━━━━━ Material for this exercise ━━━━━

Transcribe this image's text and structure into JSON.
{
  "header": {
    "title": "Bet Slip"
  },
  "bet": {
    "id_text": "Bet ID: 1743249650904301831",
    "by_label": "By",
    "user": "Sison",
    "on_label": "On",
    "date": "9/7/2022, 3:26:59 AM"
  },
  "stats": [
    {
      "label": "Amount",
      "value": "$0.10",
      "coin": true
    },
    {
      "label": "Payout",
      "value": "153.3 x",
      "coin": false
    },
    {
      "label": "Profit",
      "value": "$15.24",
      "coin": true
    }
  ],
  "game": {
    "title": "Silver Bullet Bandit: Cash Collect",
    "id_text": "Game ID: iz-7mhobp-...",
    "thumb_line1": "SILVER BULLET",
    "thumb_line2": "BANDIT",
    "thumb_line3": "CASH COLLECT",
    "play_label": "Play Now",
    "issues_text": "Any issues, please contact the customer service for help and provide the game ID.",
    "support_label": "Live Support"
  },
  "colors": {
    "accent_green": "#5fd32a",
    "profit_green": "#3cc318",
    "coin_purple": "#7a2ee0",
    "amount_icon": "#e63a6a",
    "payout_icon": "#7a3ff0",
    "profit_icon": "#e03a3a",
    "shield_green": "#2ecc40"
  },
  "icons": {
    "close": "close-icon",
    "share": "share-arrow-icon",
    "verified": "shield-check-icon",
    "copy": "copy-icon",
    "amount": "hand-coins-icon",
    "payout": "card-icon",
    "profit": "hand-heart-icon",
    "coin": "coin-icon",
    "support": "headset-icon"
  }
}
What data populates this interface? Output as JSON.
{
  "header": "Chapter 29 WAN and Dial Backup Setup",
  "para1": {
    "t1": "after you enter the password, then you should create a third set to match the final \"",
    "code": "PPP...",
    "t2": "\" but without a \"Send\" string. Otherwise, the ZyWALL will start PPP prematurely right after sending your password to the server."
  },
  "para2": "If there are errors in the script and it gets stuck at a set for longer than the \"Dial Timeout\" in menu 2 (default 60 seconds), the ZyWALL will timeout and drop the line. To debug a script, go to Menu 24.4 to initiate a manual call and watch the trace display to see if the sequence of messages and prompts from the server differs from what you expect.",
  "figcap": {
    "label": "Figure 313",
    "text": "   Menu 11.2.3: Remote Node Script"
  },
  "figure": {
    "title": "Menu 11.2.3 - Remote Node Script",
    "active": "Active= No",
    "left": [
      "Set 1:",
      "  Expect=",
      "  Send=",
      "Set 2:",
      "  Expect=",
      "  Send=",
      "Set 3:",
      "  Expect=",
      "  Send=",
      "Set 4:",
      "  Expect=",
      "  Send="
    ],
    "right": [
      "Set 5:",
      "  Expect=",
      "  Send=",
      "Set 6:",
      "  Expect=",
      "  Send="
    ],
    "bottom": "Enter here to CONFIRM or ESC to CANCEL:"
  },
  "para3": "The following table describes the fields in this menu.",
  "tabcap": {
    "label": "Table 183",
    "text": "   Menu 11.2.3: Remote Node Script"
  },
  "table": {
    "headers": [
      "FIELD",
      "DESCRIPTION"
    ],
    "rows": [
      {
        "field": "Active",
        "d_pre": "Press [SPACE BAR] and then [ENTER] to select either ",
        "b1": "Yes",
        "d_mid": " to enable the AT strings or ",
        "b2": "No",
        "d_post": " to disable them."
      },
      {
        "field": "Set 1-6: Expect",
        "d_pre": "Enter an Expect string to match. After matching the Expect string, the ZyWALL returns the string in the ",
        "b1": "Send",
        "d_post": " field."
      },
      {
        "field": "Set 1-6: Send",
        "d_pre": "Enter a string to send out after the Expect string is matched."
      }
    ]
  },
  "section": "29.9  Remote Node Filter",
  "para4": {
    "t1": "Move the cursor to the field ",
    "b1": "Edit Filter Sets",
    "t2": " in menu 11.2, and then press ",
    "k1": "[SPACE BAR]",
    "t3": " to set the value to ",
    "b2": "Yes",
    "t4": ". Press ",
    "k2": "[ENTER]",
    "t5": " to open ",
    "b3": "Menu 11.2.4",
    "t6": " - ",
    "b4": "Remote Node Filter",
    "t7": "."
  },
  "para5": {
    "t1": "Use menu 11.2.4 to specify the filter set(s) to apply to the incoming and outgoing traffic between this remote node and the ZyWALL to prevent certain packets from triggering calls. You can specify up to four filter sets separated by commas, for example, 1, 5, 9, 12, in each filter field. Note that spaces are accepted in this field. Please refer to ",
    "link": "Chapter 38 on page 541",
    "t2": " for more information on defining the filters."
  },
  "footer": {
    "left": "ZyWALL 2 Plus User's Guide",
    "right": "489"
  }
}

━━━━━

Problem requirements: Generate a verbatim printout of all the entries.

Output below:
Transcribe this image's text and structure into JSON.
{
  "header": {
    "title": "Bet Slip"
  },
  "bet": {
    "id_text": "Bet ID: 1743249650904301831",
    "by_label": "By",
    "user": "Sison",
    "on_label": "On",
    "date": "9/7/2022, 3:26:59 AM"
  },
  "stats": [
    {
      "label": "Amount",
      "value": "$0.10",
      "coin": true
    },
    {
      "label": "Payout",
      "value": "153.3 x",
      "coin": false
    },
    {
      "label": "Profit",
      "value": "$15.24",
      "coin": true
    }
  ],
  "game": {
    "title": "Silver Bullet Bandit: Cash Collect",
    "id_text": "Game ID: iz-7mhobp-...",
    "thumb_line1": "SILVER BULLET",
    "thumb_line2": "BANDIT",
    "thumb_line3": "CASH COLLECT",
    "play_label": "Play Now",
    "issues_text": "Any issues, please contact the customer service for help and provide the game ID.",
    "support_label": "Live Support"
  },
  "colors": {
    "accent_green": "#5fd32a",
    "profit_green": "#3cc318",
    "coin_purple": "#7a2ee0",
    "amount_icon": "#e63a6a",
    "payout_icon": "#7a3ff0",
    "profit_icon": "#e03a3a",
    "shield_green": "#2ecc40"
  },
  "icons": {
    "close": "close-icon",
    "share": "share-arrow-icon",
    "verified": "shield-check-icon",
    "copy": "copy-icon",
    "amount": "hand-coins-icon",
    "payout": "card-icon",
    "profit": "hand-heart-icon",
    "coin": "coin-icon",
    "support": "headset-icon"
  }
}
What data populates this interface? Output as JSON.
{
  "header": "Chapter 29 WAN and Dial Backup Setup",
  "para1": {
    "t1": "after you enter the password, then you should create a third set to match the final \"",
    "code": "PPP...",
    "t2": "\" but without a \"Send\" string. Otherwise, the ZyWALL will start PPP prematurely right after sending your password to the server."
  },
  "para2": "If there are errors in the script and it gets stuck at a set for longer than the \"Dial Timeout\" in menu 2 (default 60 seconds), the ZyWALL will timeout and drop the line. To debug a script, go to Menu 24.4 to initiate a manual call and watch the trace display to see if the sequence of messages and prompts from the server differs from what you expect.",
  "figcap": {
    "label": "Figure 313",
    "text": "   Menu 11.2.3: Remote Node Script"
  },
  "figure": {
    "title": "Menu 11.2.3 - Remote Node Script",
    "active": "Active= No",
    "left": [
      "Set 1:",
      "  Expect=",
      "  Send=",
      "Set 2:",
      "  Expect=",
      "  Send=",
      "Set 3:",
      "  Expect=",
      "  Send=",
      "Set 4:",
      "  Expect=",
      "  Send="
    ],
    "right": [
      "Set 5:",
      "  Expect=",
      "  Send=",
      "Set 6:",
      "  Expect=",
      "  Send="
    ],
    "bottom": "Enter here to CONFIRM or ESC to CANCEL:"
  },
  "para3": "The following table describes the fields in this menu.",
  "tabcap": {
    "label": "Table 183",
    "text": "   Menu 11.2.3: Remote Node Script"
  },
  "table": {
    "headers": [
      "FIELD",
      "DESCRIPTION"
    ],
    "rows": [
      {
        "field": "Active",
        "d_pre": "Press [SPACE BAR] and then [ENTER] to select either ",
        "b1": "Yes",
        "d_mid": " to enable the AT strings or ",
        "b2": "No",
        "d_post": " to disable them."
      },
      {
        "field": "Set 1-6: Expect",
        "d_pre": "Enter an Expect string to match. After matching the Expect string, the ZyWALL returns the string in the ",
        "b1": "Send",
        "d_post": " field."
      },
      {
        "field": "Set 1-6: Send",
        "d_pre": "Enter a string to send out after the Expect string is matched."
      }
    ]
  },
  "section": "29.9  Remote Node Filter",
  "para4": {
    "t1": "Move the cursor to the field ",
    "b1": "Edit Filter Sets",
    "t2": " in menu 11.2, and then press ",
    "k1": "[SPACE BAR]",
    "t3": " to set the value to ",
    "b2": "Yes",
    "t4": ". Press ",
    "k2": "[ENTER]",
    "t5": " to open ",
    "b3": "Menu 11.2.4",
    "t6": " - ",
    "b4": "Remote Node Filter",
    "t7": "."
  },
  "para5": {
    "t1": "Use menu 11.2.4 to specify the filter set(s) to apply to the incoming and outgoing traffic between this remote node and the ZyWALL to prevent certain packets from triggering calls. You can specify up to four filter sets separated by commas, for example, 1, 5, 9, 12, in each filter field. Note that spaces are accepted in this field. Please refer to ",
    "link": "Chapter 38 on page 541",
    "t2": " for more information on defining the filters."
  },
  "footer": {
    "left": "ZyWALL 2 Plus User's Guide",
    "right": "489"
  }
}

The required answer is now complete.